I'll never look at Monopoly the same again. | SouthernPaddler.com

I'll never look at Monopoly the same again.


Well-Known Member
Aug 26, 2003
(You'll never look at the game the same way again!)

Starting in 1941, an increasing number of British Airmen found themselves as the involuntary guests of the Third Reich, and the Crown was casting about for ways and means to facilitate their escape...

Now obviously, one of the most helpful aids to that end is a useful and accurate map, one showing

Not only where stuff was, but also showing the locations of 'safe houses' where a POW on-the-lam could go for food and shelter.

Paper maps had some real drawbacks -- they make a lot of noise when you open and fold them, they wear out rapidly, and if they get wet, they turn into mush.

Someone in MI-5 (similar to America 's OSS ) got the idea of printing escape maps on silk. It's durable, can be scrunched-up into tiny wads, and unfolded as many times as needed, and makes no noise whatsoever.

At that time, there was only one manufacturer in Great Britain that had perfected the technology of printing on silk, and that was John Waddington, Ltd. When approached by the government, the firm was only too happy to do its bit for the war effort.

By pure coincidence, Waddington was also the U.K. Licensee for the popular American board game, Monopoly. As it happened, 'games and pastimes' was a category of item qualified for insertion into 'CARE packages', dispatched by the International Red Cross to prisoners of war.

Under the strictest of secrecy, in a securely guarded and inaccessible old workshop on the grounds of Waddington's, a group of sworn-to-secrecy employees began mass-producing escape maps, keyed to each region of Germany or Italy where Allied POW camps were regional system). When processed, these maps could be folded into such tiny dots that they would actually fit inside a Monopoly playing piece.

As long as they were at it, the clever workmen at Waddington's also managed to add:
1. A playing token, containing a small magnetic compass
2. A two-part metal file that could easily be screwed together
3. Useful amounts of genuine high-denomination German, Italian, and French currency, hidden within the piles of Monopoly money!

British and American air crews were advised, before taking off on their first mission, how to identify a 'rigged' Monopoly set -- by means of a tiny red dot, one cleverly rigged to look like an ordinary printing glitch, located in the corner of the Free Parking square.

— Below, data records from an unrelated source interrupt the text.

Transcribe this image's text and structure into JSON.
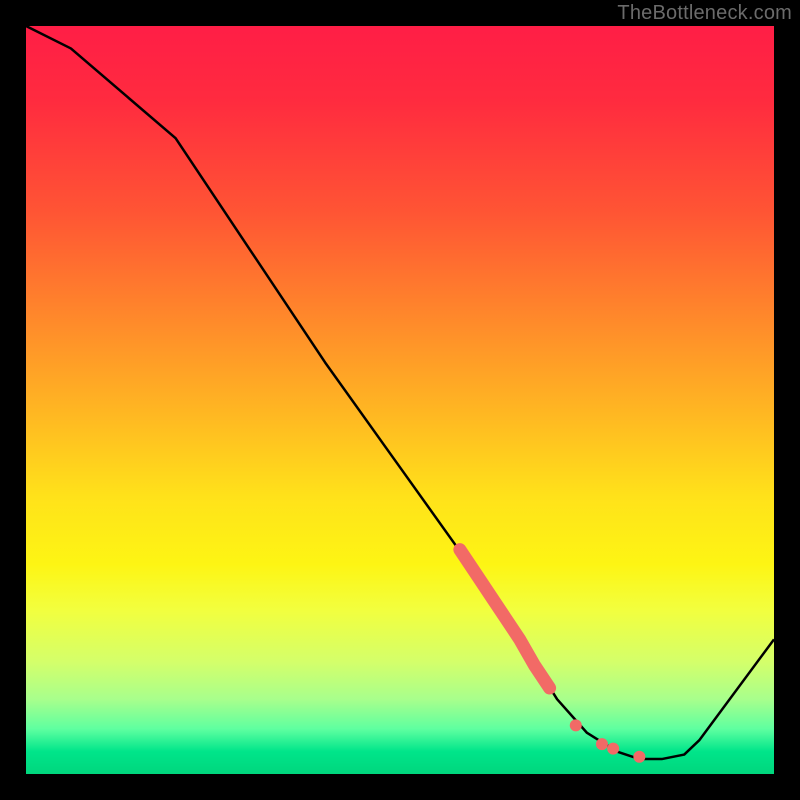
{
  "watermark": "TheBottleneck.com",
  "chart_data": {
    "type": "line",
    "title": "",
    "xlabel": "",
    "ylabel": "",
    "xlim": [
      0,
      100
    ],
    "ylim": [
      0,
      100
    ],
    "series": [
      {
        "name": "curve",
        "x": [
          0,
          6,
          20,
          30,
          40,
          50,
          60,
          66,
          71,
          75,
          79,
          82,
          85,
          88,
          90,
          100
        ],
        "values": [
          100,
          97,
          85,
          70,
          55,
          41,
          27,
          18,
          10,
          5.5,
          3.0,
          2.0,
          2.0,
          2.6,
          4.5,
          18
        ]
      }
    ],
    "highlight_segment": {
      "name": "thick-pink-segment",
      "color": "#f26a66",
      "x": [
        58,
        60,
        62,
        64,
        66,
        68,
        70
      ],
      "values": [
        30,
        27,
        24,
        21,
        18,
        14.5,
        11.5
      ]
    },
    "highlight_dots": {
      "name": "pink-dots",
      "color": "#f26a66",
      "points": [
        {
          "x": 73.5,
          "y": 6.5
        },
        {
          "x": 77,
          "y": 4.0
        },
        {
          "x": 78.5,
          "y": 3.4
        },
        {
          "x": 82,
          "y": 2.3
        }
      ]
    }
  }
}
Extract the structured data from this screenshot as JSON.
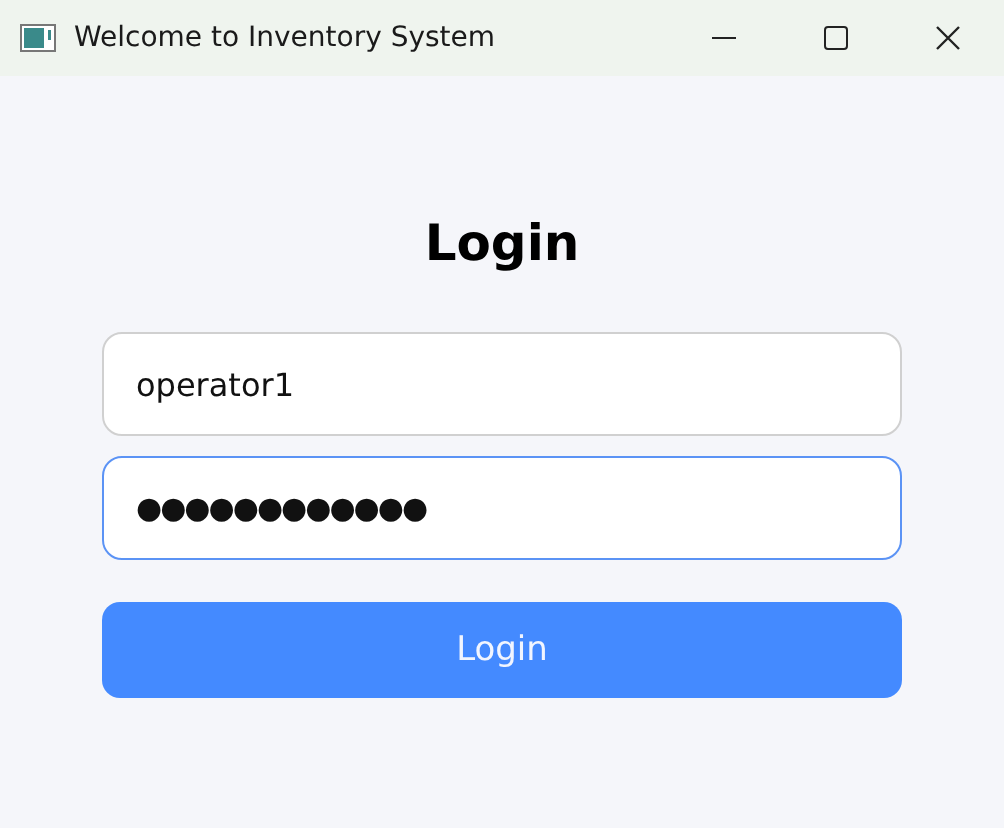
{
  "window": {
    "title": "Welcome to Inventory System"
  },
  "heading": "Login",
  "fields": [
    {
      "kind": "text",
      "value": "operator1",
      "focused": false
    },
    {
      "kind": "password",
      "value": "●●●●●●●●●●●●",
      "focused": true
    }
  ],
  "button": {
    "label": "Login"
  }
}
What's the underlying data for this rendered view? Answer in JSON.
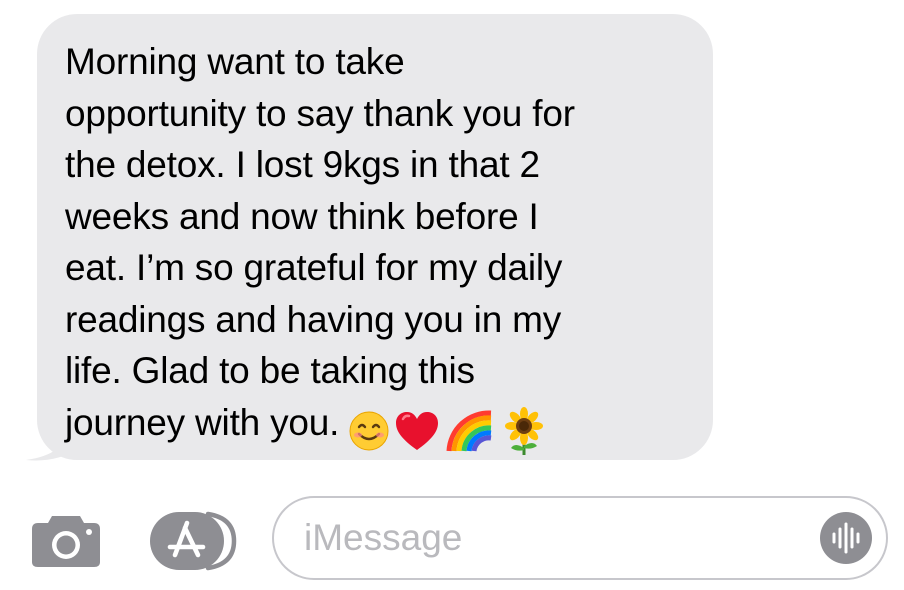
{
  "message": {
    "lines": [
      "Morning want to take",
      "opportunity to say thank you for",
      "the detox. I lost 9kgs in that 2",
      "weeks and now think before I",
      "eat. I’m so grateful for my daily",
      "readings and having you in my",
      "life. Glad to be taking this",
      "journey with you."
    ],
    "emojis": [
      "smiling-face-emoji",
      "red-heart-emoji",
      "rainbow-emoji",
      "sunflower-emoji"
    ],
    "bubble_color": "#e9e9eb",
    "text_color": "#000000"
  },
  "composer": {
    "placeholder": "iMessage",
    "camera_icon": "camera-icon",
    "apps_icon": "app-store-icon",
    "audio_icon": "audio-waveform-icon",
    "icon_color": "#8e8e93",
    "border_color": "#c7c7cc"
  }
}
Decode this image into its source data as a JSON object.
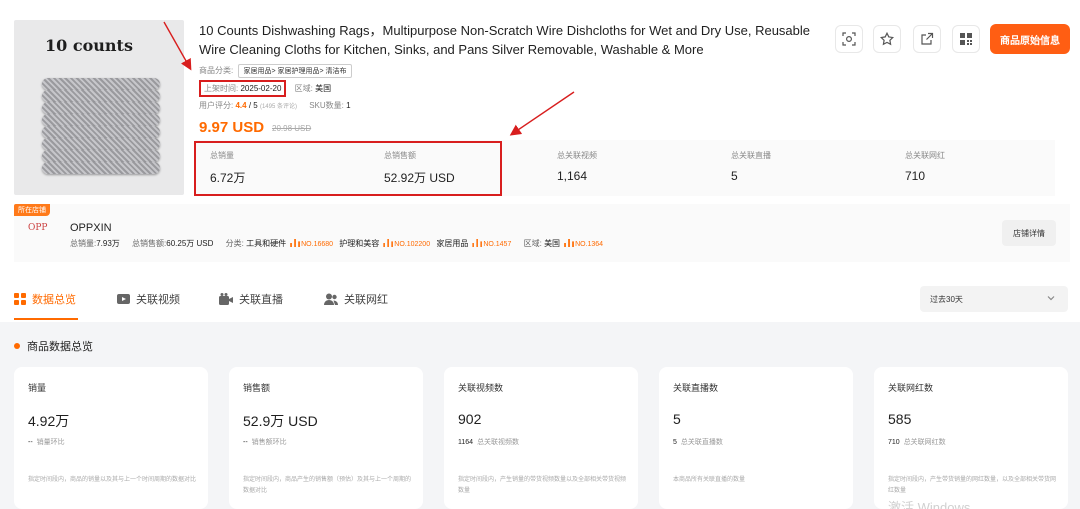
{
  "product": {
    "image_caption": "10 counts",
    "title": "10 Counts Dishwashing Rags，Multipurpose Non-Scratch Wire Dishcloths for Wet and Dry Use, Reusable Wire Cleaning Cloths for Kitchen, Sinks, and Pans Silver Removable, Washable & More",
    "category_label": "商品分类:",
    "category_path": "家居用品> 家居护理用品> 清洁布",
    "listed_label": "上架时间:",
    "listed_date": "2025-02-20",
    "region_label": "区域:",
    "region": "美国",
    "rating_label": "用户评分:",
    "rating": "4.4",
    "rating_max": "/ 5",
    "reviews": "(1495 条评论)",
    "sku_label": "SKU数量:",
    "sku": "1",
    "price": "9.97 USD",
    "original_price": "20.98 USD"
  },
  "actions": {
    "primary_label": "商品原始信息",
    "icons": [
      "scan-search-icon",
      "star-icon",
      "external-link-icon",
      "qr-code-icon"
    ]
  },
  "stats": [
    {
      "label": "总销量",
      "value": "6.72万"
    },
    {
      "label": "总销售额",
      "value": "52.92万 USD"
    },
    {
      "label": "总关联视频",
      "value": "1,164"
    },
    {
      "label": "总关联直播",
      "value": "5"
    },
    {
      "label": "总关联网红",
      "value": "710"
    }
  ],
  "store": {
    "badge": "所在店铺",
    "name": "OPPXIN",
    "logo_text": "OPP",
    "sales_label": "总销量:",
    "sales": "7.93万",
    "revenue_label": "总销售额:",
    "revenue": "60.25万 USD",
    "category_label": "分类:",
    "categories": [
      {
        "name": "工具和硬件",
        "rank": "NO.16680"
      },
      {
        "name": "护理和美容",
        "rank": "NO.102200"
      },
      {
        "name": "家居用品",
        "rank": "NO.1457"
      }
    ],
    "region_label": "区域:",
    "region": "美国",
    "region_rank": "NO.1364",
    "details_button": "店铺详情"
  },
  "tabs": [
    {
      "label": "数据总览",
      "icon": "grid-icon"
    },
    {
      "label": "关联视频",
      "icon": "video-icon"
    },
    {
      "label": "关联直播",
      "icon": "live-icon"
    },
    {
      "label": "关联网红",
      "icon": "users-icon"
    }
  ],
  "range": {
    "selected": "过去30天"
  },
  "overview": {
    "title": "商品数据总览",
    "cards": [
      {
        "label": "销量",
        "value": "4.92万",
        "sub_num": "--",
        "sub_label": "销量环比",
        "desc": "指定时间段内，商品的销量以及其与上一个时间周期的数据对比"
      },
      {
        "label": "销售额",
        "value": "52.9万 USD",
        "sub_num": "--",
        "sub_label": "销售额环比",
        "desc": "指定时间段内，商品产生的销售额（预估）及其与上一个周期的数据对比"
      },
      {
        "label": "关联视频数",
        "value": "902",
        "sub_num": "1164",
        "sub_label": "总关联视频数",
        "desc": "指定时间段内，产生销量的带货视频数量以及全部相关带货视频数量"
      },
      {
        "label": "关联直播数",
        "value": "5",
        "sub_num": "5",
        "sub_label": "总关联直播数",
        "desc": "本商品所有关联直播的数量"
      },
      {
        "label": "关联网红数",
        "value": "585",
        "sub_num": "710",
        "sub_label": "总关联网红数",
        "desc": "指定时间段内，产生带货销量的网红数量，以及全部相关带货网红数量"
      }
    ]
  },
  "watermark": "激活 Windows",
  "colors": {
    "accent": "#ff6a00",
    "annotation_red": "#d81e1e",
    "primary_button": "#ff5e13"
  }
}
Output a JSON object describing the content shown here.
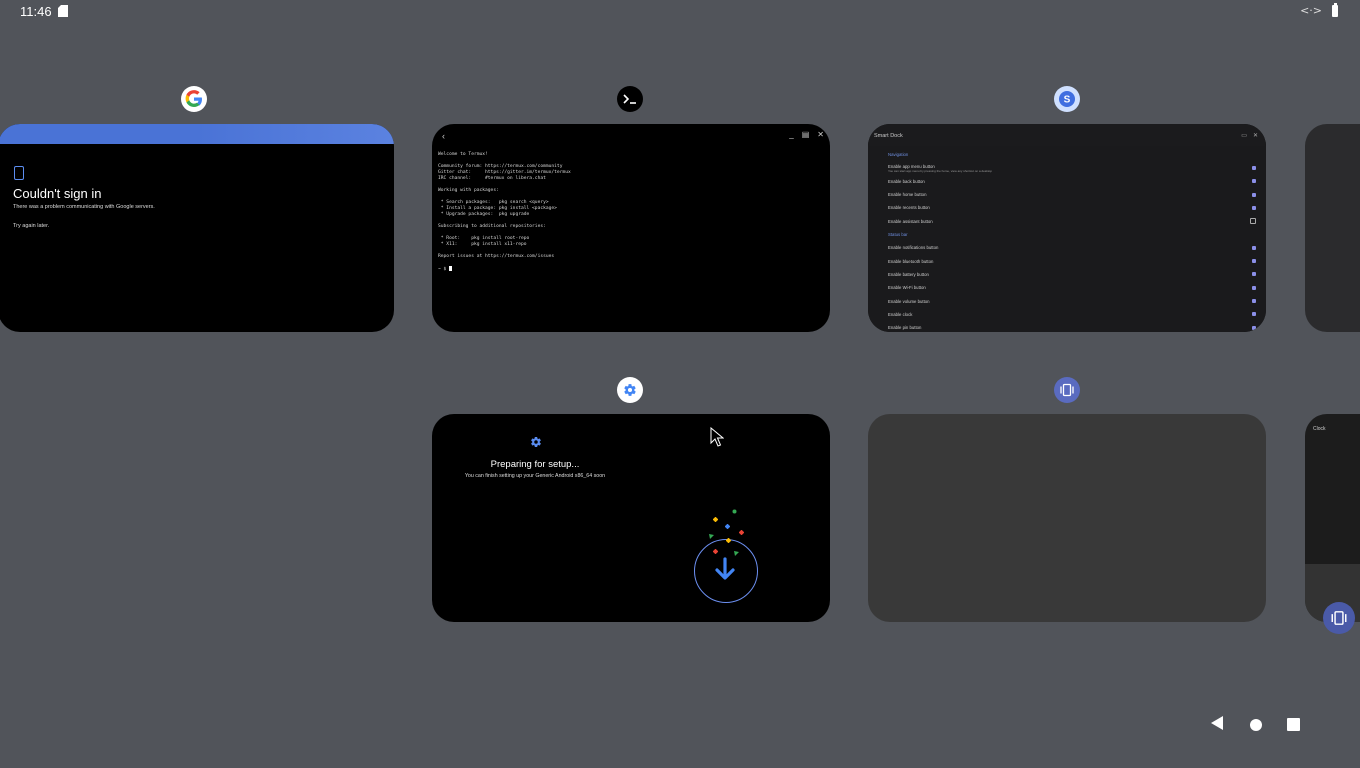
{
  "status_bar": {
    "time": "11:46"
  },
  "cards": {
    "google": {
      "title": "Couldn't sign in",
      "message": "There was a problem communicating with Google servers.",
      "retry": "Try again later."
    },
    "terminal": {
      "lines": [
        "Welcome to Termux!",
        "",
        "Community forum: https://termux.com/community",
        "Gitter chat:     https://gitter.im/termux/termux",
        "IRC channel:     #termux on libera.chat",
        "",
        "Working with packages:",
        "",
        " * Search packages:   pkg search <query>",
        " * Install a package: pkg install <package>",
        " * Upgrade packages:  pkg upgrade",
        "",
        "Subscribing to additional repositories:",
        "",
        " * Root:    pkg install root-repo",
        " * X11:     pkg install x11-repo",
        "",
        "Report issues at https://termux.com/issues",
        ""
      ],
      "prompt": "~ $ "
    },
    "smart_dock": {
      "title": "Smart Dock",
      "rows": [
        {
          "label": "Navigation",
          "type": "section"
        },
        {
          "label": "Enable app menu button",
          "sub": "You can start app menu by pressing the home, view any shortcut on a desktop",
          "checked": true
        },
        {
          "label": "Enable back button",
          "checked": true
        },
        {
          "label": "Enable home button",
          "checked": true
        },
        {
          "label": "Enable recents button",
          "checked": true
        },
        {
          "label": "Enable assistant button",
          "checked": false
        },
        {
          "label": "Status bar",
          "type": "section"
        },
        {
          "label": "Enable notifications button",
          "checked": true
        },
        {
          "label": "Enable bluetooth button",
          "checked": true
        },
        {
          "label": "Enable battery button",
          "checked": true
        },
        {
          "label": "Enable Wi-Fi button",
          "checked": true
        },
        {
          "label": "Enable volume button",
          "checked": true
        },
        {
          "label": "Enable clock",
          "checked": true
        },
        {
          "label": "Enable pin button",
          "checked": true
        }
      ]
    },
    "setup": {
      "title": "Preparing for setup...",
      "subtitle": "You can finish setting up your Generic Android x86_64 soon"
    },
    "peek_bottom": {
      "label": "Clock"
    }
  },
  "colors": {
    "background": "#51545a",
    "google_bar": "#4a73d6",
    "accent_blue": "#4285f4",
    "setup_ring": "#6c8ff0"
  },
  "icons": {
    "google_app": "google-g-icon",
    "terminal_app": "terminal-prompt-icon",
    "smart_dock_app": "smart-dock-s-icon",
    "settings_app": "settings-gear-icon",
    "overview_app": "window-stack-icon"
  }
}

Of the estimated 35,000 Allied POWS who successfully escaped, an estimated one-third were aided in their flight by the rigged Monopoly sets.. Everyone who did so was sworn to secrecy indefinitely, since the British Government might want to use this highly successful ruse in still another, future war.

The story wasn't declassified until 2007, when the surviving craftsmen from Waddington's, as well as the firm itself, were finally honored in a public ceremony.

It's always nice when you can play that 'Get Out of Jail' Free' card!

I realize most of you are (probably) too young to have any personal connection to WWII (Dec. '41 to Aug. '45), but this is still interesting.

Story verification: http://blogs.wsj.com/informedreader/200 ... eal-money/


Well-Known Member
Jul 24, 2009
Wow. That's great. I've never heard that story before.

My dad had a couple of American silk maps that he carried in the Aleutians in WWII. He was flying a reconnaisance float-plane that was launched off a cruiser and picked up later after landing in the water near the ship. They operated with strict radio silence, so if they got lost or couldn't get back to the ship, they were supposed to use these "hankies" to fly into supposedly friendly territories in Russia or China. He said he and his fellow airmen were not real excited about doing that, as they were highly suspect of the "friendly" nature of those territories. Several guys had to do it, he said, and they were eventually repatriated, but weren't treated too grand in the interim. I'm sure his maps were manufacturered in the U.S. They're about 2.5' X 2.5' on very thin silk - printed with different maps on the front and back - and would fold down to the size of a very thin wallet. I've got one of em framed right here in my office.

The Monopoly thing was pure genius, as was so much of the improvising that was done by that great generation back then. Definitely a get-outta-jail card. Great story. :D